■ Instructions to follow
Say only the number of lines in the entries below that contain "mesh".

■ Supplied information

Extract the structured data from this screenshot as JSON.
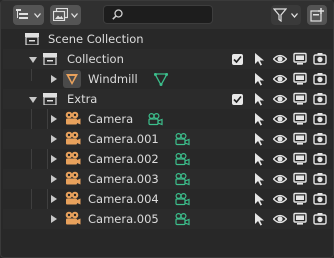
{
  "header": {
    "display_mode_icon": "outliner-list-icon",
    "filter_icon": "funnel-icon",
    "new_collection_icon": "new-collection-icon",
    "search": {
      "value": "",
      "placeholder": ""
    }
  },
  "tree": [
    {
      "label": "Scene Collection",
      "icon": "scene-collection-icon",
      "level": 0
    },
    {
      "label": "Collection",
      "icon": "collection-icon",
      "level": 1,
      "expanded": true,
      "checked": true
    },
    {
      "label": "Windmill",
      "icon": "mesh-object-icon",
      "level": 2,
      "expanded": false,
      "modifier_icon": "mesh-data-icon"
    },
    {
      "label": "Extra",
      "icon": "collection-icon",
      "level": 1,
      "expanded": true,
      "checked": true
    },
    {
      "label": "Camera",
      "icon": "camera-object-icon",
      "level": 2,
      "expanded": false,
      "data_icon": "camera-data-icon"
    },
    {
      "label": "Camera.001",
      "icon": "camera-object-icon",
      "level": 2,
      "expanded": false,
      "data_icon": "camera-data-icon"
    },
    {
      "label": "Camera.002",
      "icon": "camera-object-icon",
      "level": 2,
      "expanded": false,
      "data_icon": "camera-data-icon"
    },
    {
      "label": "Camera.003",
      "icon": "camera-object-icon",
      "level": 2,
      "expanded": false,
      "data_icon": "camera-data-icon"
    },
    {
      "label": "Camera.004",
      "icon": "camera-object-icon",
      "level": 2,
      "expanded": false,
      "data_icon": "camera-data-icon"
    },
    {
      "label": "Camera.005",
      "icon": "camera-object-icon",
      "level": 2,
      "expanded": false,
      "data_icon": "camera-data-icon"
    }
  ],
  "restriction_icons": [
    "select-arrow-icon",
    "eye-icon",
    "monitor-icon",
    "camera-render-icon"
  ],
  "colors": {
    "background": "#282828",
    "header": "#303030",
    "object_orange": "#e8a15c",
    "data_green": "#3cbf8c",
    "text": "#dcdcdc"
  }
}
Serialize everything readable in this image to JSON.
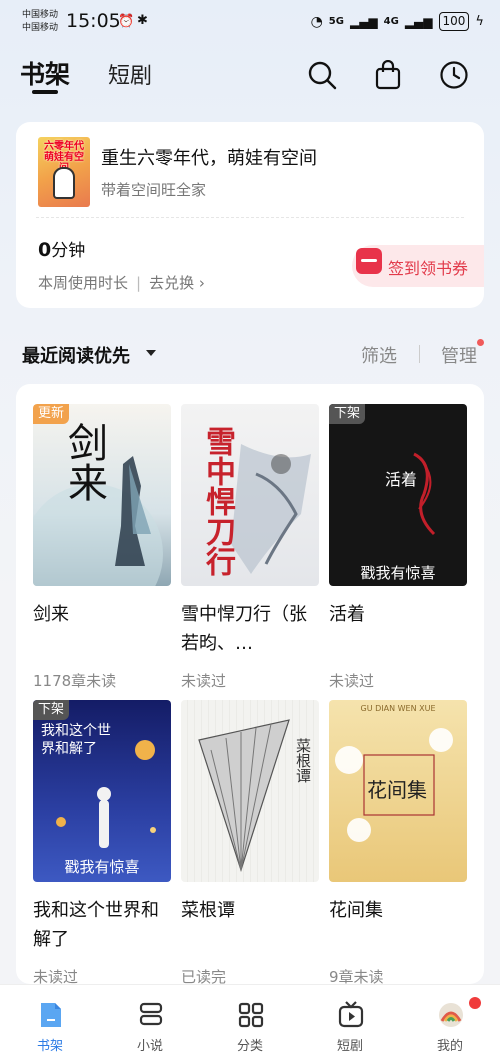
{
  "status_bar": {
    "carrier1": "中国移动",
    "carrier2": "中国移动",
    "time": "15:05",
    "signal1": "5G",
    "signal2": "4G",
    "battery": "100"
  },
  "header": {
    "tabs": [
      {
        "label": "书架",
        "active": true
      },
      {
        "label": "短剧",
        "active": false
      }
    ],
    "icons": [
      "search-icon",
      "bag-icon",
      "clock-icon"
    ]
  },
  "recent": {
    "title": "重生六零年代，萌娃有空间",
    "subtitle": "带着空间旺全家",
    "cover_text": "六零年代萌娃有空间",
    "minutes_value": "0",
    "minutes_unit": "分钟",
    "usage_label": "本周使用时长",
    "redeem_label": "去兑换",
    "signin_label": "签到领书券"
  },
  "sort": {
    "label": "最近阅读优先",
    "filter": "筛选",
    "manage": "管理"
  },
  "books": [
    {
      "title": "剑来",
      "status": "1178章未读",
      "badge": "更新",
      "cover_title": "剑来",
      "colors": [
        "#f4f2ee",
        "#c8d7dd"
      ]
    },
    {
      "title": "雪中悍刀行（张若昀、…",
      "status": "未读过",
      "badge": "",
      "cover_title": "雪中悍刀行",
      "colors": [
        "#f1f1f1",
        "#dfe3e8"
      ]
    },
    {
      "title": "活着",
      "status": "未读过",
      "badge": "下架",
      "cover_title": "活着",
      "cover_caption": "戳我有惊喜",
      "colors": [
        "#141414",
        "#1f1f1f"
      ]
    },
    {
      "title": "我和这个世界和解了",
      "status": "未读过",
      "badge": "下架",
      "cover_title": "我和这个世界和解了",
      "cover_caption": "戳我有惊喜",
      "colors": [
        "#16206e",
        "#3a52b8"
      ]
    },
    {
      "title": "菜根谭",
      "status": "已读完",
      "badge": "",
      "cover_title": "菜根谭",
      "colors": [
        "#f3f3f0",
        "#e2e2de"
      ]
    },
    {
      "title": "花间集",
      "status": "9章未读",
      "badge": "",
      "cover_title": "花间集",
      "cover_caption": "GU DIAN WEN XUE",
      "colors": [
        "#f4e0a6",
        "#e8c874"
      ]
    }
  ],
  "tabbar": {
    "items": [
      {
        "label": "书架",
        "icon": "bookshelf-icon",
        "active": true
      },
      {
        "label": "小说",
        "icon": "novel-icon",
        "active": false
      },
      {
        "label": "分类",
        "icon": "category-icon",
        "active": false
      },
      {
        "label": "短剧",
        "icon": "short-drama-icon",
        "active": false
      },
      {
        "label": "我的",
        "icon": "profile-icon",
        "active": false
      }
    ]
  },
  "colors": {
    "accent": "#2c7be5",
    "signin": "#e23a4a",
    "badge_new": "#f2a24c",
    "badge_off": "#555555"
  }
}
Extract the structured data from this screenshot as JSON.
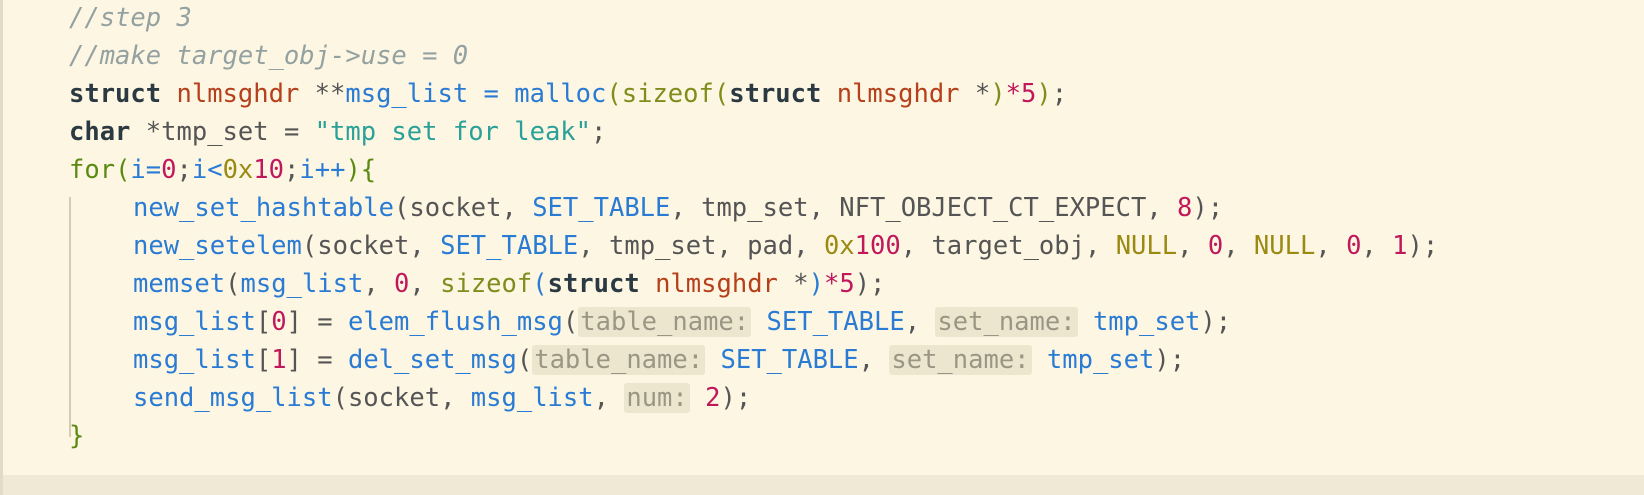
{
  "editor": {
    "lines": [
      {
        "indent": 0,
        "tokens": [
          {
            "t": "//step 3",
            "c": "cm"
          }
        ]
      },
      {
        "indent": 0,
        "tokens": [
          {
            "t": "//make target_obj->use = 0",
            "c": "cm"
          }
        ]
      },
      {
        "indent": 0,
        "tokens": [
          {
            "t": "struct",
            "c": "kw"
          },
          {
            "t": " ",
            "c": "pn"
          },
          {
            "t": "nlmsghdr",
            "c": "ty"
          },
          {
            "t": " **",
            "c": "var"
          },
          {
            "t": "msg_list",
            "c": "fn"
          },
          {
            "t": " = ",
            "c": "fn"
          },
          {
            "t": "malloc",
            "c": "fn"
          },
          {
            "t": "(",
            "c": "bi"
          },
          {
            "t": "sizeof",
            "c": "bi"
          },
          {
            "t": "(",
            "c": "bi"
          },
          {
            "t": "struct",
            "c": "kw"
          },
          {
            "t": " ",
            "c": "pn"
          },
          {
            "t": "nlmsghdr",
            "c": "ty"
          },
          {
            "t": " *",
            "c": "var"
          },
          {
            "t": ")",
            "c": "bi"
          },
          {
            "t": "*",
            "c": "num"
          },
          {
            "t": "5",
            "c": "num"
          },
          {
            "t": ")",
            "c": "bi"
          },
          {
            "t": ";",
            "c": "pn"
          }
        ]
      },
      {
        "indent": 0,
        "tokens": [
          {
            "t": "char",
            "c": "kw"
          },
          {
            "t": " *",
            "c": "var"
          },
          {
            "t": "tmp_set",
            "c": "var"
          },
          {
            "t": " = ",
            "c": "pn"
          },
          {
            "t": "\"tmp set for leak\"",
            "c": "str"
          },
          {
            "t": ";",
            "c": "pn"
          }
        ]
      },
      {
        "indent": 0,
        "tokens": [
          {
            "t": "for",
            "c": "ctl"
          },
          {
            "t": "(",
            "c": "ctl"
          },
          {
            "t": "i",
            "c": "fn"
          },
          {
            "t": "=",
            "c": "fn"
          },
          {
            "t": "0",
            "c": "num"
          },
          {
            "t": ";",
            "c": "pn"
          },
          {
            "t": "i",
            "c": "fn"
          },
          {
            "t": "<",
            "c": "fn"
          },
          {
            "t": "0x",
            "c": "hex"
          },
          {
            "t": "10",
            "c": "num"
          },
          {
            "t": ";",
            "c": "pn"
          },
          {
            "t": "i++",
            "c": "fn"
          },
          {
            "t": ")",
            "c": "ctl"
          },
          {
            "t": "{",
            "c": "ctl"
          }
        ]
      },
      {
        "indent": 1,
        "tokens": [
          {
            "t": "new_set_hashtable",
            "c": "fn"
          },
          {
            "t": "(",
            "c": "pn"
          },
          {
            "t": "socket",
            "c": "var"
          },
          {
            "t": ", ",
            "c": "pn"
          },
          {
            "t": "SET_TABLE",
            "c": "mac"
          },
          {
            "t": ", ",
            "c": "pn"
          },
          {
            "t": "tmp_set",
            "c": "var"
          },
          {
            "t": ", ",
            "c": "pn"
          },
          {
            "t": "NFT_OBJECT_CT_EXPECT",
            "c": "var"
          },
          {
            "t": ", ",
            "c": "pn"
          },
          {
            "t": "8",
            "c": "num"
          },
          {
            "t": ");",
            "c": "pn"
          }
        ]
      },
      {
        "indent": 1,
        "tokens": [
          {
            "t": "new_setelem",
            "c": "fn"
          },
          {
            "t": "(",
            "c": "pn"
          },
          {
            "t": "socket",
            "c": "var"
          },
          {
            "t": ", ",
            "c": "pn"
          },
          {
            "t": "SET_TABLE",
            "c": "mac"
          },
          {
            "t": ", ",
            "c": "pn"
          },
          {
            "t": "tmp_set",
            "c": "var"
          },
          {
            "t": ", ",
            "c": "pn"
          },
          {
            "t": "pad",
            "c": "var"
          },
          {
            "t": ", ",
            "c": "pn"
          },
          {
            "t": "0x",
            "c": "hex"
          },
          {
            "t": "100",
            "c": "num"
          },
          {
            "t": ", ",
            "c": "pn"
          },
          {
            "t": "target_obj",
            "c": "var"
          },
          {
            "t": ", ",
            "c": "pn"
          },
          {
            "t": "NULL",
            "c": "nul"
          },
          {
            "t": ", ",
            "c": "pn"
          },
          {
            "t": "0",
            "c": "num"
          },
          {
            "t": ", ",
            "c": "pn"
          },
          {
            "t": "NULL",
            "c": "nul"
          },
          {
            "t": ", ",
            "c": "pn"
          },
          {
            "t": "0",
            "c": "num"
          },
          {
            "t": ", ",
            "c": "pn"
          },
          {
            "t": "1",
            "c": "num"
          },
          {
            "t": ");",
            "c": "pn"
          }
        ]
      },
      {
        "indent": 1,
        "tokens": [
          {
            "t": "memset",
            "c": "fn"
          },
          {
            "t": "(",
            "c": "pn"
          },
          {
            "t": "msg_list",
            "c": "fn"
          },
          {
            "t": ", ",
            "c": "pn"
          },
          {
            "t": "0",
            "c": "num"
          },
          {
            "t": ", ",
            "c": "pn"
          },
          {
            "t": "sizeof",
            "c": "bi"
          },
          {
            "t": "(",
            "c": "pb"
          },
          {
            "t": "struct",
            "c": "kw"
          },
          {
            "t": " ",
            "c": "pn"
          },
          {
            "t": "nlmsghdr",
            "c": "ty"
          },
          {
            "t": " *",
            "c": "var"
          },
          {
            "t": ")",
            "c": "pb"
          },
          {
            "t": "*",
            "c": "num"
          },
          {
            "t": "5",
            "c": "num"
          },
          {
            "t": ");",
            "c": "pn"
          }
        ]
      },
      {
        "indent": 1,
        "tokens": [
          {
            "t": "msg_list",
            "c": "fn"
          },
          {
            "t": "[",
            "c": "pn"
          },
          {
            "t": "0",
            "c": "num"
          },
          {
            "t": "]",
            "c": "pn"
          },
          {
            "t": " = ",
            "c": "pn"
          },
          {
            "t": "elem_flush_msg",
            "c": "fn"
          },
          {
            "t": "(",
            "c": "pn"
          },
          {
            "t": "table_name:",
            "c": "hint"
          },
          {
            "t": " ",
            "c": "pn"
          },
          {
            "t": "SET_TABLE",
            "c": "mac"
          },
          {
            "t": ", ",
            "c": "pn"
          },
          {
            "t": "set_name:",
            "c": "hint"
          },
          {
            "t": " ",
            "c": "pn"
          },
          {
            "t": "tmp_set",
            "c": "fn"
          },
          {
            "t": ");",
            "c": "pn"
          }
        ]
      },
      {
        "indent": 1,
        "tokens": [
          {
            "t": "msg_list",
            "c": "fn"
          },
          {
            "t": "[",
            "c": "pn"
          },
          {
            "t": "1",
            "c": "num"
          },
          {
            "t": "]",
            "c": "pn"
          },
          {
            "t": " = ",
            "c": "pn"
          },
          {
            "t": "del_set_msg",
            "c": "fn"
          },
          {
            "t": "(",
            "c": "pn"
          },
          {
            "t": "table_name:",
            "c": "hint"
          },
          {
            "t": " ",
            "c": "pn"
          },
          {
            "t": "SET_TABLE",
            "c": "mac"
          },
          {
            "t": ", ",
            "c": "pn"
          },
          {
            "t": "set_name:",
            "c": "hint"
          },
          {
            "t": " ",
            "c": "pn"
          },
          {
            "t": "tmp_set",
            "c": "fn"
          },
          {
            "t": ");",
            "c": "pn"
          }
        ]
      },
      {
        "indent": 1,
        "tokens": [
          {
            "t": "send_msg_list",
            "c": "fn"
          },
          {
            "t": "(",
            "c": "pn"
          },
          {
            "t": "socket",
            "c": "var"
          },
          {
            "t": ", ",
            "c": "pn"
          },
          {
            "t": "msg_list",
            "c": "fn"
          },
          {
            "t": ", ",
            "c": "pn"
          },
          {
            "t": "num:",
            "c": "hint"
          },
          {
            "t": " ",
            "c": "pn"
          },
          {
            "t": "2",
            "c": "num"
          },
          {
            "t": ");",
            "c": "pn"
          }
        ]
      },
      {
        "indent": 0,
        "tokens": [
          {
            "t": "}",
            "c": "ctl"
          }
        ]
      }
    ]
  }
}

■ Answer to this problem
2